The blunt reality is that there will be dwindling appetite and patience in the U.S. Congress - and in the American body politic writ large - to expend increasingly precious funds on behalf of nations that are apparently unwilling to devote the necessary resources or make the necessary changes to be serious and capable partners in their own defense. Nations apparently willing and eager for American taxpayers to assume the growing security burden left by reductions in European defense budgets.
Indeed, if current trends in the decline of European defense capabilities are not halted and reversed, Future U.S. political leaders- those for whom the Cold War was not the formative experience that it was for me - may not consider the return on America's investment in NATO worth the cost.
What I've sketched out is the real possibility for a dim, if not dismal future for the transatlantic alliance. Such a future is possible, but not inevitable. The good news is that the members of NATO - individually, and collectively - have it well within their means to halt and reverse these trends, and instead produce a very different future:
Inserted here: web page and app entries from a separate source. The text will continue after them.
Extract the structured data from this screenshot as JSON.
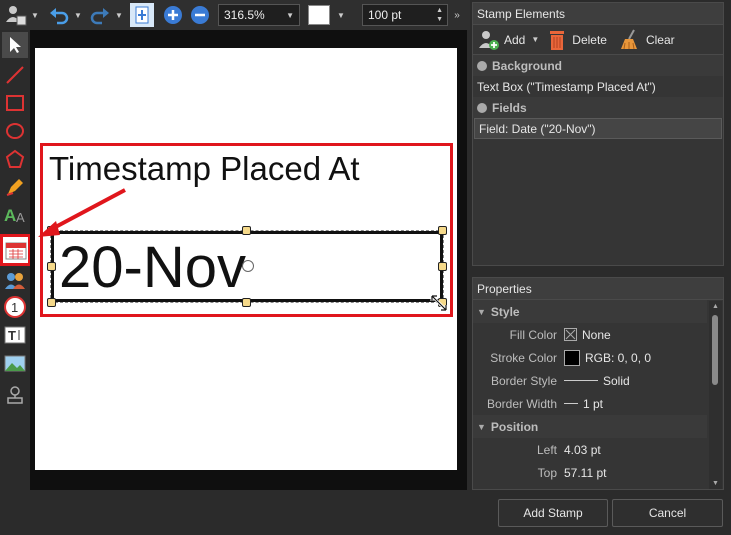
{
  "toolbar": {
    "zoom_value": "316.5%",
    "stroke_width_value": "100 pt"
  },
  "tools": [
    {
      "icon": "select-arrow-icon"
    },
    {
      "icon": "line-icon"
    },
    {
      "icon": "rectangle-icon"
    },
    {
      "icon": "ellipse-icon"
    },
    {
      "icon": "polygon-icon"
    },
    {
      "icon": "pencil-icon"
    },
    {
      "icon": "text-icon"
    },
    {
      "icon": "date-icon"
    },
    {
      "icon": "users-icon"
    },
    {
      "icon": "number-icon"
    },
    {
      "icon": "text-box-icon"
    },
    {
      "icon": "image-icon"
    },
    {
      "icon": "stamp-icon"
    }
  ],
  "canvas": {
    "title_text": "Timestamp Placed At",
    "date_text": "20-Nov"
  },
  "stamp_elements": {
    "title": "Stamp Elements",
    "add_label": "Add",
    "delete_label": "Delete",
    "clear_label": "Clear",
    "background_section": "Background",
    "background_item": "Text Box (\"Timestamp Placed At\")",
    "fields_section": "Fields",
    "fields_item": "Field: Date (\"20-Nov\")"
  },
  "properties": {
    "title": "Properties",
    "style_section": "Style",
    "fill_color_label": "Fill Color",
    "fill_color_value": "None",
    "stroke_color_label": "Stroke Color",
    "stroke_color_value": "RGB: 0, 0, 0",
    "border_style_label": "Border Style",
    "border_style_value": "Solid",
    "border_width_label": "Border Width",
    "border_width_value": "1 pt",
    "position_section": "Position",
    "left_label": "Left",
    "left_value": "4.03 pt",
    "top_label": "Top",
    "top_value": "57.11 pt"
  },
  "footer": {
    "add_stamp_label": "Add Stamp",
    "cancel_label": "Cancel"
  },
  "colors": {
    "highlight_red": "#e0161c",
    "selection_row": "#454545"
  }
}
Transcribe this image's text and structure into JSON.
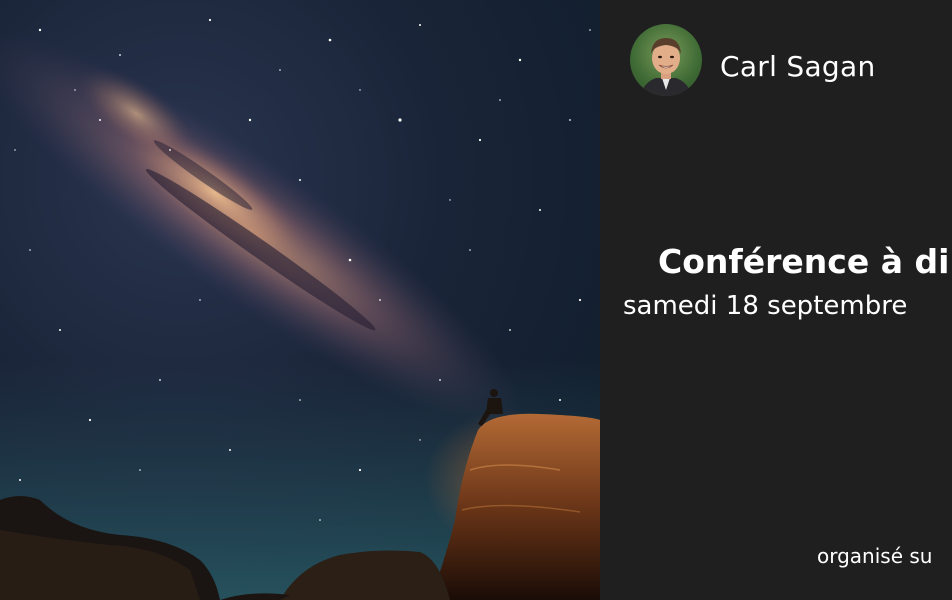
{
  "speaker": {
    "name": "Carl Sagan",
    "avatar_icon": "person-portrait-icon"
  },
  "event": {
    "title": "Conférence à di",
    "date": "samedi 18 septembre"
  },
  "footer": {
    "organizer_text": "organisé su"
  },
  "photo": {
    "subject": "milky-way-night-sky-image"
  },
  "colors": {
    "panel_background": "#1f1f1f",
    "text": "#ffffff"
  }
}
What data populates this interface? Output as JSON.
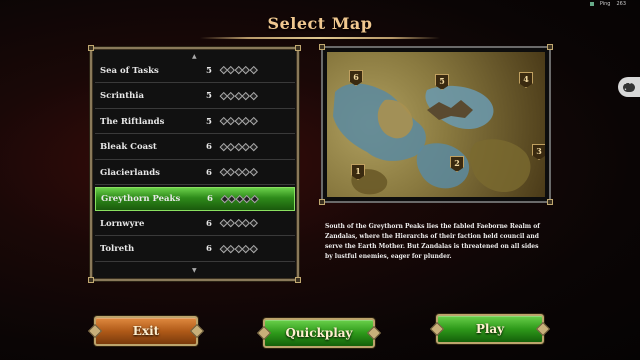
{
  "header": {
    "title": "Select Map",
    "ping_label": "Ping",
    "ping_value": "263"
  },
  "map_list": {
    "scroll_up_icon": "▲",
    "scroll_down_icon": "▼",
    "rows": [
      {
        "name": "Sea of Tasks",
        "players": "5",
        "rating": 5,
        "selected": false
      },
      {
        "name": "Scrinthia",
        "players": "5",
        "rating": 5,
        "selected": false
      },
      {
        "name": "The Riftlands",
        "players": "5",
        "rating": 5,
        "selected": false
      },
      {
        "name": "Bleak Coast",
        "players": "6",
        "rating": 5,
        "selected": false
      },
      {
        "name": "Glacierlands",
        "players": "6",
        "rating": 5,
        "selected": false
      },
      {
        "name": "Greythorn Peaks",
        "players": "6",
        "rating": 5,
        "selected": true
      },
      {
        "name": "Lornwyre",
        "players": "6",
        "rating": 5,
        "selected": false
      },
      {
        "name": "Tolreth",
        "players": "6",
        "rating": 5,
        "selected": false
      }
    ]
  },
  "preview": {
    "region_labels": [
      "6",
      "5",
      "4",
      "1",
      "2",
      "3"
    ]
  },
  "description": "South of the Greythorn Peaks lies the fabled Faeborne Realm of Zandalas, where the Hierarchs of their faction held council and serve the Earth Mother. But Zandalas is threatened on all sides by lustful enemies, eager for plunder.",
  "buttons": {
    "exit": "Exit",
    "quickplay": "Quickplay",
    "play": "Play"
  },
  "colors": {
    "selected_row": "#2e8a1a",
    "exit_button": "#b05a18",
    "action_button": "#2e9a1a",
    "title": "#f0c890"
  }
}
* By making a serious effort to protect defense budgets from being further gutted in the next round of austerity measures;
* By better allocating (and coordinating) the resources we do have; and
* By following through on commitments to the alliance and to each other.
It is not too late for Europe to get its defense institutions and security relationships on track. But it will take leadership from political leaders and policy makers on this continent. It cannot be coaxed, demanded or imposed from across the Atlantic.
Over the life of the transatlantic alliance there has been no shortage of squabbles and setbacks. But through it all, we managed to get the big things right over time. We came together to make the tough decisions in the face of dissension at home and threats abroad. And I take heart in the knowledge that we can do so again.